(Exercise inputs begins)

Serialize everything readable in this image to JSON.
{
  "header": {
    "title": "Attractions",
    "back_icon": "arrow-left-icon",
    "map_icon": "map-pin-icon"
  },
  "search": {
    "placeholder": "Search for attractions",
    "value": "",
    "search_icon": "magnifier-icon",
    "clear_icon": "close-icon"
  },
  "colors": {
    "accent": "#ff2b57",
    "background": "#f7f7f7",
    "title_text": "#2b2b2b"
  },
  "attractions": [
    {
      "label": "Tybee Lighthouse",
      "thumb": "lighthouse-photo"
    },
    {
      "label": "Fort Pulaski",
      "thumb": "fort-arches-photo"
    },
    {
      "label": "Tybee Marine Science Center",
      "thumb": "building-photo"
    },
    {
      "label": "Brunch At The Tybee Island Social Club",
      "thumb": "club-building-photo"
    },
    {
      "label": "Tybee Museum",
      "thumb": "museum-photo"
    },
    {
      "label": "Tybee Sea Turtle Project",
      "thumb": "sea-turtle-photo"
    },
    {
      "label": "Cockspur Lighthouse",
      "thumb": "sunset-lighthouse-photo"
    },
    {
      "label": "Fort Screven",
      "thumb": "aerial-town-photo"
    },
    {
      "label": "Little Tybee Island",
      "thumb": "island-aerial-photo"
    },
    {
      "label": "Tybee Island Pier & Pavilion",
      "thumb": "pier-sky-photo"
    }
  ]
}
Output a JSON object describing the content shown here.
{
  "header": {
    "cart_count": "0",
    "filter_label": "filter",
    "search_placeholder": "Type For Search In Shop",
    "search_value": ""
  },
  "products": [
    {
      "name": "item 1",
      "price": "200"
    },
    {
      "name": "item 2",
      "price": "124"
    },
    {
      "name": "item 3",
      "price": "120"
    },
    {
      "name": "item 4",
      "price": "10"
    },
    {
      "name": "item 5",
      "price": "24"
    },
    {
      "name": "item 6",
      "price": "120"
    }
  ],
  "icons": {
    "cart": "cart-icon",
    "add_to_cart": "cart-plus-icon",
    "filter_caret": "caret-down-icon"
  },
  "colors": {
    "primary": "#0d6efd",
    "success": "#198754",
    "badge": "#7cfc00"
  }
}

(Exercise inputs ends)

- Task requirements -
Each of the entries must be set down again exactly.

- Answer space -
Serialize everything readable in this image to JSON.
{
  "header": {
    "title": "Attractions",
    "back_icon": "arrow-left-icon",
    "map_icon": "map-pin-icon"
  },
  "search": {
    "placeholder": "Search for attractions",
    "value": "",
    "search_icon": "magnifier-icon",
    "clear_icon": "close-icon"
  },
  "colors": {
    "accent": "#ff2b57",
    "background": "#f7f7f7",
    "title_text": "#2b2b2b"
  },
  "attractions": [
    {
      "label": "Tybee Lighthouse",
      "thumb": "lighthouse-photo"
    },
    {
      "label": "Fort Pulaski",
      "thumb": "fort-arches-photo"
    },
    {
      "label": "Tybee Marine Science Center",
      "thumb": "building-photo"
    },
    {
      "label": "Brunch At The Tybee Island Social Club",
      "thumb": "club-building-photo"
    },
    {
      "label": "Tybee Museum",
      "thumb": "museum-photo"
    },
    {
      "label": "Tybee Sea Turtle Project",
      "thumb": "sea-turtle-photo"
    },
    {
      "label": "Cockspur Lighthouse",
      "thumb": "sunset-lighthouse-photo"
    },
    {
      "label": "Fort Screven",
      "thumb": "aerial-town-photo"
    },
    {
      "label": "Little Tybee Island",
      "thumb": "island-aerial-photo"
    },
    {
      "label": "Tybee Island Pier & Pavilion",
      "thumb": "pier-sky-photo"
    }
  ]
}
Output a JSON object describing the content shown here.
{
  "header": {
    "cart_count": "0",
    "filter_label": "filter",
    "search_placeholder": "Type For Search In Shop",
    "search_value": ""
  },
  "products": [
    {
      "name": "item 1",
      "price": "200"
    },
    {
      "name": "item 2",
      "price": "124"
    },
    {
      "name": "item 3",
      "price": "120"
    },
    {
      "name": "item 4",
      "price": "10"
    },
    {
      "name": "item 5",
      "price": "24"
    },
    {
      "name": "item 6",
      "price": "120"
    }
  ],
  "icons": {
    "cart": "cart-icon",
    "add_to_cart": "cart-plus-icon",
    "filter_caret": "caret-down-icon"
  },
  "colors": {
    "primary": "#0d6efd",
    "success": "#198754",
    "badge": "#7cfc00"
  }
}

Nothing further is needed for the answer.